The Curtis Pond restoration is the culmination of years of other retention pond and wetland improvements to manage heavier stormwater volumes caused by increased urbanization and heavier precipitation linked to climate change.

“The past several summers of extremely heavy rainfalls have illustrated the importance of managing stormwater at the top of the watershed rather than in the Arboretum,” says David Liebl, a professor emeritus in the College of Engineering who led the committee that developed and implemented the Arboretum’s stormwater management plan beginning in 2006.

Ideally, rain would be able to infiltrate the ground where it falls. But impervious surfaces such as roofs, roads, sidewalks and driveways channel this water downhill.
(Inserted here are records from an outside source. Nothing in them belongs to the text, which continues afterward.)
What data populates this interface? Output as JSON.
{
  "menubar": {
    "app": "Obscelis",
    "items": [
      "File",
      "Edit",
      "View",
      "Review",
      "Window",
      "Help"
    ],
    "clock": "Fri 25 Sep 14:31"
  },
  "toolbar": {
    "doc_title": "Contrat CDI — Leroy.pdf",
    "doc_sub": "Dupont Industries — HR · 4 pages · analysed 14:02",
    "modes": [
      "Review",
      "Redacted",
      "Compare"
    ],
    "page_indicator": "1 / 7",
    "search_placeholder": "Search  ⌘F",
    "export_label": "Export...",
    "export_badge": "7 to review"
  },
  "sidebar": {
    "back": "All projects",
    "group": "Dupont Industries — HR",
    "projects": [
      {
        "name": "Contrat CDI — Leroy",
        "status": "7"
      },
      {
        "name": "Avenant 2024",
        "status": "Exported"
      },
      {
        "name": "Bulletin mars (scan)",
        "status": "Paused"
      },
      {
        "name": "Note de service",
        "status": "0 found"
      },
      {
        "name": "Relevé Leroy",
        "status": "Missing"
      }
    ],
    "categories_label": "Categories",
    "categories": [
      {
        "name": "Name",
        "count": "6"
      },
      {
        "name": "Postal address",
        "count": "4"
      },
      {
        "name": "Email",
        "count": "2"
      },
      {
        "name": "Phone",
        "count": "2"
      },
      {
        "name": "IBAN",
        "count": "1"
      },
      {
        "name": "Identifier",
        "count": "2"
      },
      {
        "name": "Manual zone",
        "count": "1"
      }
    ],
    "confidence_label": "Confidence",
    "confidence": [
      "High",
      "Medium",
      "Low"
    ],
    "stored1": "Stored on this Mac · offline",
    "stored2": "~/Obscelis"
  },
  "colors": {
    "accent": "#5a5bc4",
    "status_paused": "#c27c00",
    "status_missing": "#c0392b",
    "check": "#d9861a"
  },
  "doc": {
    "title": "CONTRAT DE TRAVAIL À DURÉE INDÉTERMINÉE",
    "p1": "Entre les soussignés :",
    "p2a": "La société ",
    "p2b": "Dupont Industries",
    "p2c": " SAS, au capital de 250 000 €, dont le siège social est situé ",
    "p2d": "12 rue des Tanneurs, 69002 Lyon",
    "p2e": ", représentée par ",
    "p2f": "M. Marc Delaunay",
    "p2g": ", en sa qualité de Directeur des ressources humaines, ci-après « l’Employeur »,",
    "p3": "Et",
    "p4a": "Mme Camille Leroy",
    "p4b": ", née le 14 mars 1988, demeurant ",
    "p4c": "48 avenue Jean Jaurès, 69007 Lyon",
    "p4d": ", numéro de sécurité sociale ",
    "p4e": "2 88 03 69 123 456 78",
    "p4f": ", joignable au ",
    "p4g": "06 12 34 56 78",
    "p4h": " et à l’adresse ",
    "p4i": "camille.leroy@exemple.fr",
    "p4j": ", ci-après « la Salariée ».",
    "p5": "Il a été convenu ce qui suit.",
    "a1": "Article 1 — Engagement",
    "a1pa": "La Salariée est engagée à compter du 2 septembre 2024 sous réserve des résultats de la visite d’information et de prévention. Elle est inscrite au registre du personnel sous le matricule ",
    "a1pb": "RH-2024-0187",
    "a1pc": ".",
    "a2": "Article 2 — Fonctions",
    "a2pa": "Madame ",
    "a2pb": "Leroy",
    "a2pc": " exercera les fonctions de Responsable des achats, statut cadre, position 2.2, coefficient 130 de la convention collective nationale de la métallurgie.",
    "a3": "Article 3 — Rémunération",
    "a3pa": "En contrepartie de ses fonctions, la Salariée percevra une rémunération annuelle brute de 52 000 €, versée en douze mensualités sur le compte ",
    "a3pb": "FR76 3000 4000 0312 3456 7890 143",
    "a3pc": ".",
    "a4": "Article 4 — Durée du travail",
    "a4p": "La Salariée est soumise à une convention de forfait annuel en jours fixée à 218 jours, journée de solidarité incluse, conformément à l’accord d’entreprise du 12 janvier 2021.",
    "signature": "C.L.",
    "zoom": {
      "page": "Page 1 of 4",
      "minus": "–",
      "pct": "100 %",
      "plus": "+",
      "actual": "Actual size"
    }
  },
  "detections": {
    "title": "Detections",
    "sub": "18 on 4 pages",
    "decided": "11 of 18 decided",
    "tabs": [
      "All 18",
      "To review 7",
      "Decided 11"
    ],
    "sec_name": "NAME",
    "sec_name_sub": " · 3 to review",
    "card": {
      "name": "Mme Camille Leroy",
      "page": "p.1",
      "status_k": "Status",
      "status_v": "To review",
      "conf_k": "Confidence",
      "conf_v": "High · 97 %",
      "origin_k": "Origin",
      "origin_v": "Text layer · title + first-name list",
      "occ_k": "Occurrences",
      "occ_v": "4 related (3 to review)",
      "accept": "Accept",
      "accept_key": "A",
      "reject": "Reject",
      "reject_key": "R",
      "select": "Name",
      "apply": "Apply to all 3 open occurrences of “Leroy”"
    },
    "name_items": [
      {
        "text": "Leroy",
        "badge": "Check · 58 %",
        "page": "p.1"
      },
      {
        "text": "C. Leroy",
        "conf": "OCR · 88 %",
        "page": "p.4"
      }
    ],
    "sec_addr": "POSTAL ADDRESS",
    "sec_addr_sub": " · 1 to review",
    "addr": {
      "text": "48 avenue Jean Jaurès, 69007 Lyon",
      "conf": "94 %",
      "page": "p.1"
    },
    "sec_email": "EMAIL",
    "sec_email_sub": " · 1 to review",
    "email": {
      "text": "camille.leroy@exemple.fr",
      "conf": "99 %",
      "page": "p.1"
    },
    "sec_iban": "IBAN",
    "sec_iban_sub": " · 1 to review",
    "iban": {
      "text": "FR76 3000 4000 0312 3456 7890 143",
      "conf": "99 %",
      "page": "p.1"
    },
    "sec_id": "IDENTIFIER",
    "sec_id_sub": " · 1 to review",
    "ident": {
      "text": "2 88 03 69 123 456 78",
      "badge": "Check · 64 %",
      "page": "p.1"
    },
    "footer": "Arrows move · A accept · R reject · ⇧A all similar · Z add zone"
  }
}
Liebl says that Madison has begun to increase the city’s ability to handle stormwater upstream, but the Arboretum will continue to manage large volumes of stormwater because it lies at the bottom of the Lake Wingra watershed.

During construction, a patch of invasive reed canary grass will be mechanically removed from Curtis Prairie. Reed canary grass thrives in nutrient-rich conditions supported by untreated stormwater. Herrick and other Arboretum staff will oversee re-seeding of native prairie plants to this area following construction, and improvements to Curtis Pond will help these native plants establish and outcompete weedy species.

“The end result will be an increase in plant diversity and a healthier prairie,” says Herrick.

For more information on the Curtis Pond restoration, visit the Arboretum’s project website: